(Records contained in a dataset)

────────

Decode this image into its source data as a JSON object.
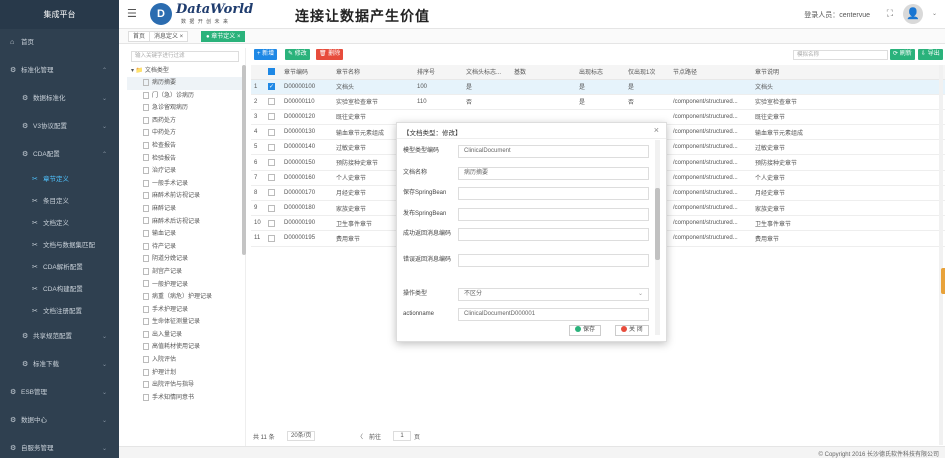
{
  "sidebar": {
    "brand": "集成平台",
    "items": [
      {
        "icon": "home-icon",
        "glyph": "⌂",
        "label": "首页",
        "level": 0,
        "chev": ""
      },
      {
        "icon": "gear-icon",
        "glyph": "⚙",
        "label": "标准化管理",
        "level": 0,
        "chev": "⌃"
      },
      {
        "icon": "gear-icon",
        "glyph": "⚙",
        "label": "数据标准化",
        "level": 1,
        "chev": "⌄"
      },
      {
        "icon": "gear-icon",
        "glyph": "⚙",
        "label": "V3协议配置",
        "level": 1,
        "chev": "⌄"
      },
      {
        "icon": "gear-icon",
        "glyph": "⚙",
        "label": "CDA配置",
        "level": 1,
        "chev": "⌃"
      },
      {
        "icon": "tool-icon",
        "glyph": "✂",
        "label": "章节定义",
        "level": 2,
        "chev": "",
        "active": true
      },
      {
        "icon": "tool-icon",
        "glyph": "✂",
        "label": "条目定义",
        "level": 2,
        "chev": ""
      },
      {
        "icon": "tool-icon",
        "glyph": "✂",
        "label": "文档定义",
        "level": 2,
        "chev": ""
      },
      {
        "icon": "tool-icon",
        "glyph": "✂",
        "label": "文档与数据集匹配",
        "level": 2,
        "chev": ""
      },
      {
        "icon": "tool-icon",
        "glyph": "✂",
        "label": "CDA解析配置",
        "level": 2,
        "chev": ""
      },
      {
        "icon": "tool-icon",
        "glyph": "✂",
        "label": "CDA构建配置",
        "level": 2,
        "chev": ""
      },
      {
        "icon": "tool-icon",
        "glyph": "✂",
        "label": "文档注册配置",
        "level": 2,
        "chev": ""
      },
      {
        "icon": "gear-icon",
        "glyph": "⚙",
        "label": "共享规范配置",
        "level": 1,
        "chev": "⌄"
      },
      {
        "icon": "gear-icon",
        "glyph": "⚙",
        "label": "标准下载",
        "level": 1,
        "chev": "⌄"
      },
      {
        "icon": "gear-icon",
        "glyph": "⚙",
        "label": "ESB管理",
        "level": 0,
        "chev": "⌄"
      },
      {
        "icon": "gear-icon",
        "glyph": "⚙",
        "label": "数据中心",
        "level": 0,
        "chev": "⌄"
      },
      {
        "icon": "gear-icon",
        "glyph": "⚙",
        "label": "自服务管理",
        "level": 0,
        "chev": "⌄"
      }
    ]
  },
  "header": {
    "logo_letter": "D",
    "logo_text": "DataWorld",
    "logo_sub": "数 据 开 创 未 来",
    "slogan": "连接让数据产生价值",
    "login_label": "登录人员：centervue",
    "fullscreen_glyph": "⛶",
    "avatar_glyph": "👤",
    "avatar_caret": "⌄"
  },
  "tabs": [
    {
      "label": "首页",
      "active": false
    },
    {
      "label": "消息定义 ×",
      "active": false
    },
    {
      "label": "● 章节定义 ×",
      "active": true
    }
  ],
  "tree": {
    "search_placeholder": "输入关键字进行过滤",
    "root": "▾ 📁 文档类型",
    "nodes": [
      "病历摘要",
      "门（急）诊病历",
      "急诊留观病历",
      "西药处方",
      "中药处方",
      "检查报告",
      "检验报告",
      "治疗记录",
      "一般手术记录",
      "麻醉术前访视记录",
      "麻醉记录",
      "麻醉术后访视记录",
      "输血记录",
      "待产记录",
      "阴道分娩记录",
      "剖宫产记录",
      "一般护理记录",
      "病重（病危）护理记录",
      "手术护理记录",
      "生命体征测量记录",
      "出入量记录",
      "高值耗材使用记录",
      "入院评估",
      "护理计划",
      "出院评估与指导",
      "手术知情同意书"
    ]
  },
  "toolbar": {
    "buttons": [
      {
        "label": "+ 新增",
        "color": "#1e88e5"
      },
      {
        "label": "✎ 修改",
        "color": "#2ab27b"
      },
      {
        "label": "🗑 删除",
        "color": "#e74c3c"
      }
    ],
    "search_placeholder": "模拟名称",
    "right_buttons": [
      {
        "label": "⟳ 刷新",
        "color": "#2ab27b"
      },
      {
        "label": "⇩ 导出",
        "color": "#2ab27b"
      }
    ]
  },
  "table": {
    "columns": [
      "",
      "",
      "章节编码",
      "章节名称",
      "排序号",
      "文档头标志...",
      "基数",
      "出现标志",
      "仅出现1次",
      "节点路径",
      "章节说明"
    ],
    "rows": [
      [
        "1",
        "✓",
        "D00000100",
        "文档头",
        "100",
        "是",
        "",
        "是",
        "是",
        "",
        "文档头"
      ],
      [
        "2",
        "",
        "D00000110",
        "实验室检查章节",
        "110",
        "否",
        "",
        "是",
        "否",
        "/component/structured...",
        "实验室检查章节"
      ],
      [
        "3",
        "",
        "D00000120",
        "既往史章节",
        "",
        "",
        "",
        "",
        "",
        "/component/structured...",
        "既往史章节"
      ],
      [
        "4",
        "",
        "D00000130",
        "输血章节元素组成",
        "",
        "",
        "",
        "",
        "",
        "/component/structured...",
        "输血章节元素组成"
      ],
      [
        "5",
        "",
        "D00000140",
        "过敏史章节",
        "",
        "",
        "",
        "",
        "",
        "/component/structured...",
        "过敏史章节"
      ],
      [
        "6",
        "",
        "D00000150",
        "预防接种史章节",
        "",
        "",
        "",
        "",
        "",
        "/component/structured...",
        "预防接种史章节"
      ],
      [
        "7",
        "",
        "D00000160",
        "个人史章节",
        "",
        "",
        "",
        "",
        "",
        "/component/structured...",
        "个人史章节"
      ],
      [
        "8",
        "",
        "D00000170",
        "月经史章节",
        "",
        "",
        "",
        "",
        "",
        "/component/structured...",
        "月经史章节"
      ],
      [
        "9",
        "",
        "D00000180",
        "家族史章节",
        "",
        "",
        "",
        "",
        "",
        "/component/structured...",
        "家族史章节"
      ],
      [
        "10",
        "",
        "D00000190",
        "卫生事件章节",
        "",
        "",
        "",
        "",
        "",
        "/component/structured...",
        "卫生事件章节"
      ],
      [
        "11",
        "",
        "D00000195",
        "费用章节",
        "",
        "",
        "",
        "",
        "",
        "/component/structured...",
        "费用章节"
      ]
    ]
  },
  "pager": {
    "total": "共 11 条",
    "page_size": "20条/页",
    "prev": "〈",
    "next": "〉",
    "goto": "前往",
    "page": "1",
    "page_suffix": "页"
  },
  "modal": {
    "title": "【文档类型：修改】",
    "close": "×",
    "fields": [
      {
        "label": "模型类型编码",
        "value": "ClinicalDocument",
        "select": false
      },
      {
        "label": "文档名称",
        "value": "病历摘要",
        "select": false
      },
      {
        "label": "保存SpringBean",
        "value": "",
        "select": false
      },
      {
        "label": "发布SpringBean",
        "value": "",
        "select": false
      },
      {
        "label": "成功返回消息编码",
        "value": "",
        "select": false
      },
      {
        "label": "错误返回消息编码",
        "value": "",
        "select": false
      },
      {
        "label": "操作类型",
        "value": "不区分",
        "select": true
      },
      {
        "label": "actionname",
        "value": "ClinicalDocumentD000001",
        "select": false
      }
    ],
    "save_label": "保存",
    "close_label": "关 闭"
  },
  "footer": {
    "copyright": "© Copyright 2016 长沙德氏软件科技有限公司"
  },
  "colors": {
    "sidebar": "#2f4050",
    "primary": "#1e88e5",
    "success": "#2ab27b",
    "danger": "#e74c3c"
  }
}
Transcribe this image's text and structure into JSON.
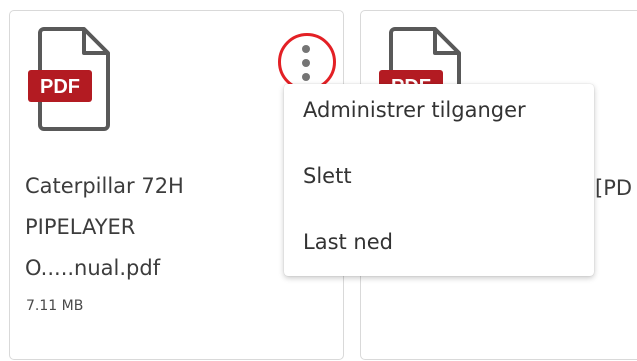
{
  "files": [
    {
      "icon": "pdf-file-icon",
      "badge": "PDF",
      "name_lines": [
        "Caterpillar 72H",
        "PIPELAYER",
        "O.....nual.pdf"
      ],
      "size": "7.11 MB"
    },
    {
      "icon": "pdf-file-icon",
      "badge": "PDF",
      "name_partial": "[PD"
    }
  ],
  "menu": {
    "items": [
      "Administrer tilganger",
      "Slett",
      "Last ned"
    ]
  },
  "colors": {
    "pdf_badge": "#b31b22",
    "icon_outline": "#595959",
    "highlight_ring": "#e32025"
  }
}
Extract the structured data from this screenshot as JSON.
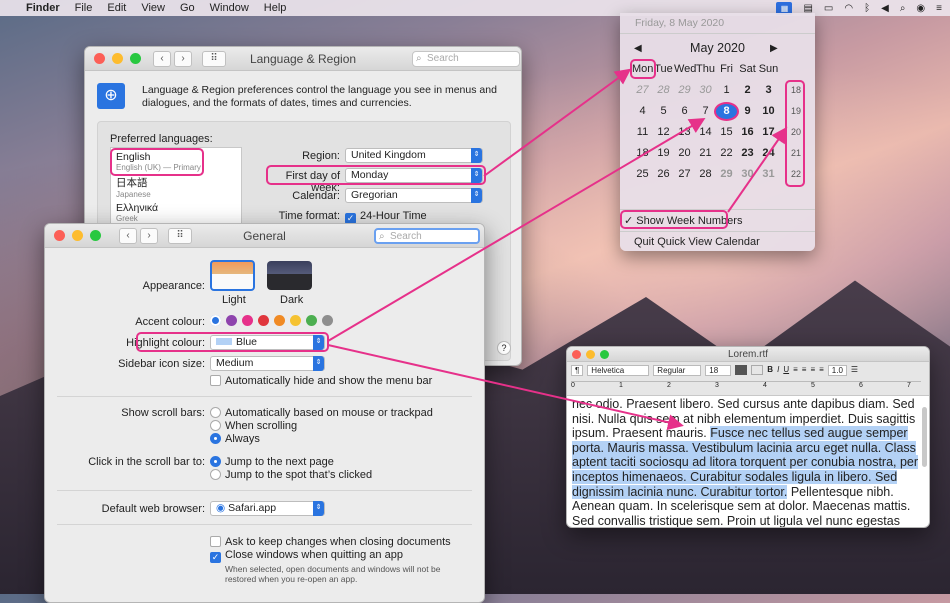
{
  "menubar": {
    "app": "Finder",
    "items": [
      "File",
      "Edit",
      "View",
      "Go",
      "Window",
      "Help"
    ]
  },
  "lang_win": {
    "title": "Language & Region",
    "search_placeholder": "Search",
    "intro": "Language & Region preferences control the language you see in menus and dialogues, and the formats of dates, times and currencies.",
    "preferred_label": "Preferred languages:",
    "languages": [
      {
        "name": "English",
        "sub": "English (UK) — Primary"
      },
      {
        "name": "日本語",
        "sub": "Japanese"
      },
      {
        "name": "Ελληνικά",
        "sub": "Greek"
      }
    ],
    "region_label": "Region:",
    "region_value": "United Kingdom",
    "first_day_label": "First day of week:",
    "first_day_value": "Monday",
    "calendar_label": "Calendar:",
    "calendar_value": "Gregorian",
    "time_label": "Time format:",
    "time_value": "24-Hour Time",
    "help": "?"
  },
  "general_win": {
    "title": "General",
    "search_placeholder": "Search",
    "appearance_label": "Appearance:",
    "appearance_opts": [
      "Light",
      "Dark"
    ],
    "accent_label": "Accent colour:",
    "accent_colors": [
      "#2a74e0",
      "#8e44ad",
      "#e6318a",
      "#e0363d",
      "#f08a24",
      "#f5c231",
      "#4caf50",
      "#8e8e8e"
    ],
    "highlight_label": "Highlight colour:",
    "highlight_value": "Blue",
    "sidebar_label": "Sidebar icon size:",
    "sidebar_value": "Medium",
    "autohide": "Automatically hide and show the menu bar",
    "scroll_label": "Show scroll bars:",
    "scroll_opts": [
      "Automatically based on mouse or trackpad",
      "When scrolling",
      "Always"
    ],
    "click_label": "Click in the scroll bar to:",
    "click_opts": [
      "Jump to the next page",
      "Jump to the spot that’s clicked"
    ],
    "browser_label": "Default web browser:",
    "browser_value": "Safari.app",
    "ask_keep": "Ask to keep changes when closing documents",
    "close_windows": "Close windows when quitting an app",
    "note": "When selected, open documents and windows will not be restored when you re-open an app."
  },
  "calendar": {
    "header": "Friday, 8 May 2020",
    "month": "May 2020",
    "prev": "◀",
    "next": "▶",
    "days": [
      "Mon",
      "Tue",
      "Wed",
      "Thu",
      "Fri",
      "Sat",
      "Sun"
    ],
    "cells": [
      "27",
      "28",
      "29",
      "30",
      "1",
      "2",
      "3",
      "4",
      "5",
      "6",
      "7",
      "8",
      "9",
      "10",
      "11",
      "12",
      "13",
      "14",
      "15",
      "16",
      "17",
      "18",
      "19",
      "20",
      "21",
      "22",
      "23",
      "24",
      "25",
      "26",
      "27",
      "28",
      "29",
      "30",
      "31"
    ],
    "weeks": [
      "18",
      "19",
      "20",
      "21",
      "22"
    ],
    "show_week": "✓ Show Week Numbers",
    "quit": "Quit Quick View Calendar"
  },
  "editor": {
    "title": "Lorem.rtf",
    "font": "Helvetica",
    "style": "Regular",
    "size": "18",
    "spacing": "1.0",
    "ruler_nums": [
      "0",
      "1",
      "2",
      "3",
      "4",
      "5",
      "6",
      "7"
    ],
    "text_pre": "nec odio. Praesent libero. Sed cursus ante dapibus diam. Sed nisi. Nulla quis sem at nibh elementum imperdiet. Duis sagittis ipsum. Praesent mauris. ",
    "text_sel": "Fusce nec tellus sed augue semper porta. Mauris massa. Vestibulum lacinia arcu eget nulla. Class aptent taciti sociosqu ad litora torquent per conubia nostra, per inceptos himenaeos. Curabitur sodales ligula in libero. Sed dignissim lacinia nunc. Curabitur tortor.",
    "text_post": " Pellentesque nibh. Aenean quam. In scelerisque sem at dolor. Maecenas mattis. Sed convallis tristique sem. Proin ut ligula vel nunc egestas porttitor."
  },
  "colors": {
    "annotation": "#e6318a",
    "accent": "#2a74e0",
    "selection": "#b3d1f5"
  }
}
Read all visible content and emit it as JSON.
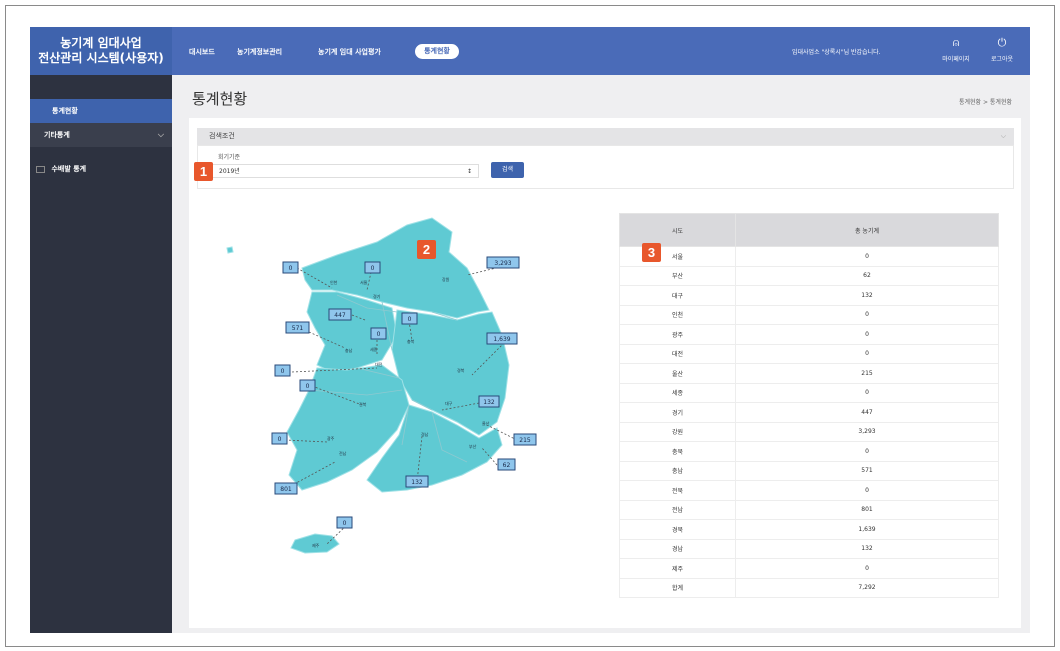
{
  "app": {
    "title_line1": "농기계 임대사업",
    "title_line2": "전산관리 시스템(사용자)"
  },
  "sidebar": {
    "items": [
      {
        "label": "통계현황"
      },
      {
        "label": "기타통계"
      },
      {
        "label": "수배발 통계"
      }
    ]
  },
  "topnav": {
    "items": [
      {
        "label": "대시보드"
      },
      {
        "label": "농기계정보관리"
      },
      {
        "label": "농기계 임대 사업평가"
      },
      {
        "label": "통계현황"
      }
    ],
    "welcome": "임대사업소 \"상록시\"님 반갑습니다.",
    "mypage_label": "마이페이지",
    "logout_label": "로그아웃"
  },
  "page": {
    "title": "통계현황",
    "breadcrumb": "통계현황 > 통계현황"
  },
  "search": {
    "header": "검색조건",
    "label": "회기기준",
    "select_value": "2019년",
    "button": "검색"
  },
  "badges": [
    "1",
    "2",
    "3"
  ],
  "map": {
    "labels": [
      {
        "name": "서울",
        "value": "0"
      },
      {
        "name": "인천",
        "value": "0"
      },
      {
        "name": "경기",
        "value": "447"
      },
      {
        "name": "강원",
        "value": "3,293"
      },
      {
        "name": "충남",
        "value": "571"
      },
      {
        "name": "세종",
        "value": "0"
      },
      {
        "name": "충북",
        "value": "0"
      },
      {
        "name": "대전",
        "value": "0"
      },
      {
        "name": "경북",
        "value": "1,639"
      },
      {
        "name": "전북",
        "value": "0"
      },
      {
        "name": "대구",
        "value": "132"
      },
      {
        "name": "울산",
        "value": "215"
      },
      {
        "name": "부산",
        "value": "62"
      },
      {
        "name": "광주",
        "value": "0"
      },
      {
        "name": "전남",
        "value": "801"
      },
      {
        "name": "경남",
        "value": "132"
      },
      {
        "name": "제주",
        "value": "0"
      }
    ]
  },
  "table": {
    "headers": [
      "시도",
      "총 농기계"
    ],
    "rows": [
      [
        "서울",
        "0"
      ],
      [
        "부산",
        "62"
      ],
      [
        "대구",
        "132"
      ],
      [
        "인천",
        "0"
      ],
      [
        "광주",
        "0"
      ],
      [
        "대전",
        "0"
      ],
      [
        "울산",
        "215"
      ],
      [
        "세종",
        "0"
      ],
      [
        "경기",
        "447"
      ],
      [
        "강원",
        "3,293"
      ],
      [
        "충북",
        "0"
      ],
      [
        "충남",
        "571"
      ],
      [
        "전북",
        "0"
      ],
      [
        "전남",
        "801"
      ],
      [
        "경북",
        "1,639"
      ],
      [
        "경남",
        "132"
      ],
      [
        "제주",
        "0"
      ],
      [
        "합계",
        "7,292"
      ]
    ]
  }
}
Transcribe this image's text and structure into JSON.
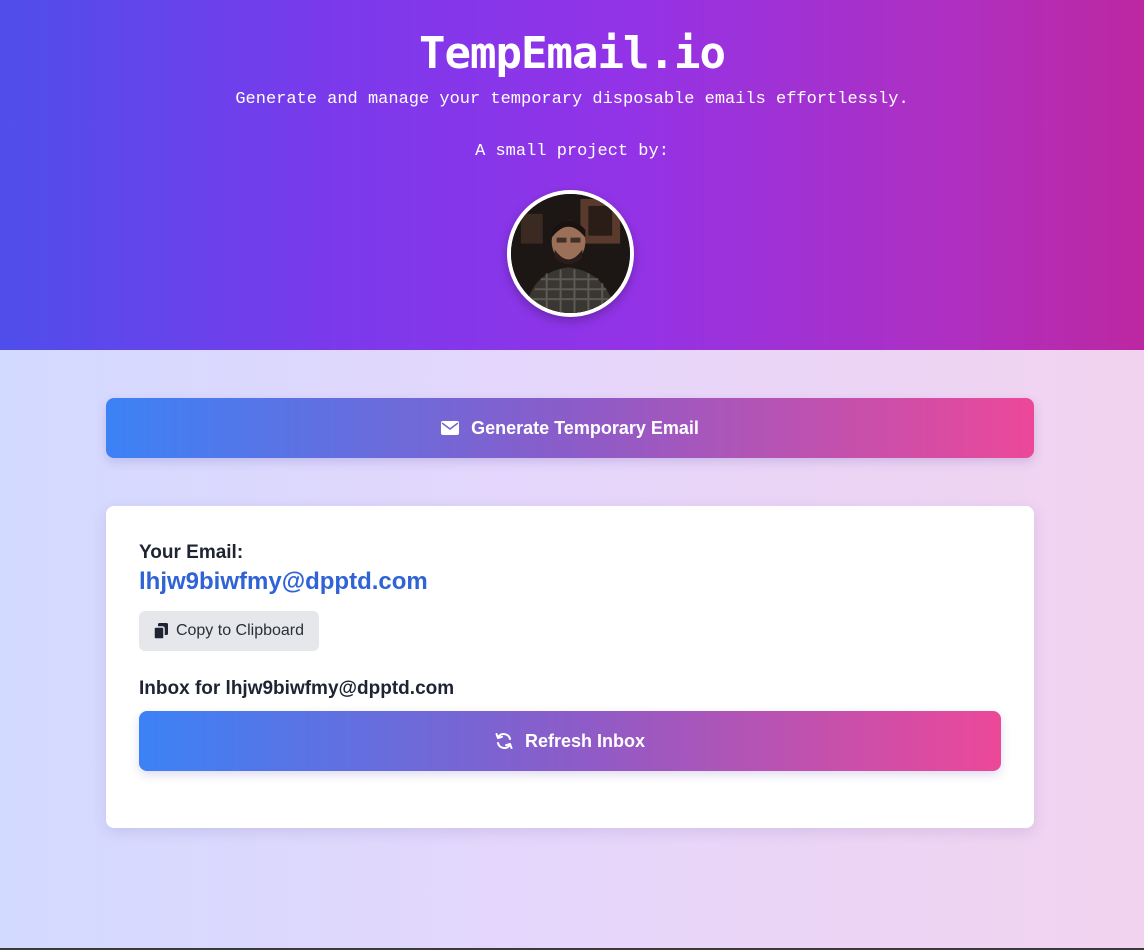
{
  "hero": {
    "title": "TempEmail.io",
    "subtitle": "Generate and manage your temporary disposable emails effortlessly.",
    "byline": "A small project by:",
    "avatar_icon": "author-avatar-photo"
  },
  "actions": {
    "generate_label": "Generate Temporary Email",
    "generate_icon": "envelope-icon"
  },
  "email_card": {
    "email_label": "Your Email:",
    "email_value": "lhjw9biwfmy@dpptd.com",
    "copy_label": "Copy to Clipboard",
    "copy_icon": "copy-icon",
    "inbox_label": "Inbox for lhjw9biwfmy@dpptd.com",
    "refresh_label": "Refresh Inbox",
    "refresh_icon": "refresh-icon"
  },
  "colors": {
    "hero_start": "#4f4eea",
    "hero_end": "#bd27a1",
    "button_start": "#3b82f6",
    "button_end": "#ec4899",
    "email_link": "#2f63d6"
  }
}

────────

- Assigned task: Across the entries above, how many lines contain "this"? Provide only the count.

- Expected answer: 4